"Not only did he want to commit the shooting, but he wanted to commit suicide after the shooting," Abbott said, citing a police review of the suspect's journals. "He didn't have the courage to commit suicide."
Two other people are in custody, Abbott said. He did not identify the suspected gunman or the two others.
One of the people detained is Dimitrios Pagourtzis, according to a law enforcement source who spoke on condition of anonymity because he was not authorized to publicly discuss the investigation told Reuters.
Explosive devices had also been found at the school, located about 30 miles (48 km) southeast of Houston, and off campus, Harris County Sheriff Ed Gonzalez tweeted. "Law enforcement is in the process of rendering them safe."
Police were searching two homes and a vehicle linked to the suspect, where they have found multiple homemade explosive devices, Abbott said.
Texas shooting: 'THE GUY BEHIND ME WAS DEAD'
Courtney Marshall, a 15-year-old freshman at the school, said the gunman came into her art class shooting.
"I wanted to take care of my friends, but I knew I had to get out of there," Marshall said, saying that she saw at least one person hit. "I knew the guy behind me was dead."
Orlando Gonzalez said that his 16-year-old son Keaton, fled the attack, but one of his friends was shot and wounded.
"I was really worried, I didn't know what was going on ... I almost couldn't drive," Gonzalez said. "I just imagine what he's going through ... He's still scared."
The school has some 1,462 students, according to federal education data.
U.S. President Donald Trump called the latest school massacre "absolutely horrific."
"My administration is determined to do everything in our power to protect our students, secure our schools and to keep weapons out of the hands of those who pose a threat to themselves and to others," Trump said at the White House.
Days after the Parkland shooting, Trump said that elected officials should be ready to "fight" the powerful National Rifle Association lobby group. Early this month he embraced that group, telling its annual meeting in Dallas "your Second Amendment rights are under siege."
The Second Amendment of the U.S. Constitution protects the right to bear arms.
No major federal gun controls have been imposed since Parkland, though the administration is pursuing a proposed regulatory ban on "bump stocks," which enable a semi-automatic rifle to fire a steady stream of bullets. The devices were used in an October 2017 mass shooting in Las Vegas that killed 59 people but have not played a role in other major U.S. mass shootings.

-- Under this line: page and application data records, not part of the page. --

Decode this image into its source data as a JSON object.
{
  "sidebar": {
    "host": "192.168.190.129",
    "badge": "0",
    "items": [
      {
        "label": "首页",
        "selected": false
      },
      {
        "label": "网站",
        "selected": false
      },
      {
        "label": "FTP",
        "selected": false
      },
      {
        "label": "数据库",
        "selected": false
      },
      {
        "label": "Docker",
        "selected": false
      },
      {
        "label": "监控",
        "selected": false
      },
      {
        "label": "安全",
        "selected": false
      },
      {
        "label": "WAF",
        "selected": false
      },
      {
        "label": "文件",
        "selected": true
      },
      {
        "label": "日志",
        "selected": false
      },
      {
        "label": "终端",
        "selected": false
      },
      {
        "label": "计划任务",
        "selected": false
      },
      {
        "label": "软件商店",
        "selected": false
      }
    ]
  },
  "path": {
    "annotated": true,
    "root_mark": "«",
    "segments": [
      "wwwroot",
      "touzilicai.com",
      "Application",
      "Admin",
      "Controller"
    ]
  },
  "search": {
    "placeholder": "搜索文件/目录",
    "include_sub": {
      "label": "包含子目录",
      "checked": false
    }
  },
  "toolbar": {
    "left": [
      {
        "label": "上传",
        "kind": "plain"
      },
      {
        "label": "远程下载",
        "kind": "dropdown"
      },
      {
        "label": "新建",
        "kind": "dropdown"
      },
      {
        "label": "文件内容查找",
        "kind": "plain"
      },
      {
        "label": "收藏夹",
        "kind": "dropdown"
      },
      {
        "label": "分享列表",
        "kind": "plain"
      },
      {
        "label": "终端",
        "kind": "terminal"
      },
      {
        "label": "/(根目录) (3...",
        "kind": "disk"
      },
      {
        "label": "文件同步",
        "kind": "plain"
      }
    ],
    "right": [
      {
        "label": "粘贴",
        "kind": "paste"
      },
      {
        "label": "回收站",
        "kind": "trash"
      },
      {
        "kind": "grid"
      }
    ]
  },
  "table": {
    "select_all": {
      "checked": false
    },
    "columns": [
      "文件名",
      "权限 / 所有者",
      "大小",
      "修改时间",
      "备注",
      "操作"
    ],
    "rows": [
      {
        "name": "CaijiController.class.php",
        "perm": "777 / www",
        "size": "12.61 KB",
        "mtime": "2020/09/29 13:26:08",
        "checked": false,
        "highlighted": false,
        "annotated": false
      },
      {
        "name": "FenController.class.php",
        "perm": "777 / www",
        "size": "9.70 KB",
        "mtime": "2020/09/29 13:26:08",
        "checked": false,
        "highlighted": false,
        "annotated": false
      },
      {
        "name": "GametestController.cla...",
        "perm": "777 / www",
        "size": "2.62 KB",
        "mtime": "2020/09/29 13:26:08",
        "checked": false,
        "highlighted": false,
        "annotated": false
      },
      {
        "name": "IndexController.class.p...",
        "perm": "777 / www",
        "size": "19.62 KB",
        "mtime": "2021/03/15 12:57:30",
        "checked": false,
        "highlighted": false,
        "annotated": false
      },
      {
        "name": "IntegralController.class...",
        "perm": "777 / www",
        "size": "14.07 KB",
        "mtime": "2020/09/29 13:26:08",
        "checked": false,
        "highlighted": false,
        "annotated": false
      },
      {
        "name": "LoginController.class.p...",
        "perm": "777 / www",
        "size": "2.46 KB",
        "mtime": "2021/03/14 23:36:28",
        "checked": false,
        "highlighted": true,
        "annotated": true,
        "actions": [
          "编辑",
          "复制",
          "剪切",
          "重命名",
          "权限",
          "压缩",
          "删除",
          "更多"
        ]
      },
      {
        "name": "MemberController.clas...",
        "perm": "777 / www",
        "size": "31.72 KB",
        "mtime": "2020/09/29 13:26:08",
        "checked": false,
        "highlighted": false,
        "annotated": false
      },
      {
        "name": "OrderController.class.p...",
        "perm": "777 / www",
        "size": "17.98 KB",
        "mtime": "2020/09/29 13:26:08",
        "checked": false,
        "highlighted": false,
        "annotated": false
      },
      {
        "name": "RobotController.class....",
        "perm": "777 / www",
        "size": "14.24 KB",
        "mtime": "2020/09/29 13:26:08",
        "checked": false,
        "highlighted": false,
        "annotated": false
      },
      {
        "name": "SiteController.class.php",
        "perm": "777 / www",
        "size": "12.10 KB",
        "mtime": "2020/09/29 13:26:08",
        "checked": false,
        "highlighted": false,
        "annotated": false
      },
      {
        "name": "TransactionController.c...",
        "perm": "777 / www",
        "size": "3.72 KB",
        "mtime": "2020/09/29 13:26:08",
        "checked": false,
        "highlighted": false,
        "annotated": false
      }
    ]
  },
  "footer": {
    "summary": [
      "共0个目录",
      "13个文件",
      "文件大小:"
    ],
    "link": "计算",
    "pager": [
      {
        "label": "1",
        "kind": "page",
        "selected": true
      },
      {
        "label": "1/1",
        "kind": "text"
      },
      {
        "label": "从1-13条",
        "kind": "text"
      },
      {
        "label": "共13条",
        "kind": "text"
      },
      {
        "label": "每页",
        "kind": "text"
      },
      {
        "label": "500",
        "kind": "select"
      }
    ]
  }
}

(Additional reporting by Ernest Scheyder and Liz Hampton in Houston, Gina Cherelus and Peter Szekely in New York and Mark Hosenball and Ian Simpson in Washington; Writing by Daniel Wallis and Scott Malone; Editing by Bernadette Baum and Susan Thomas)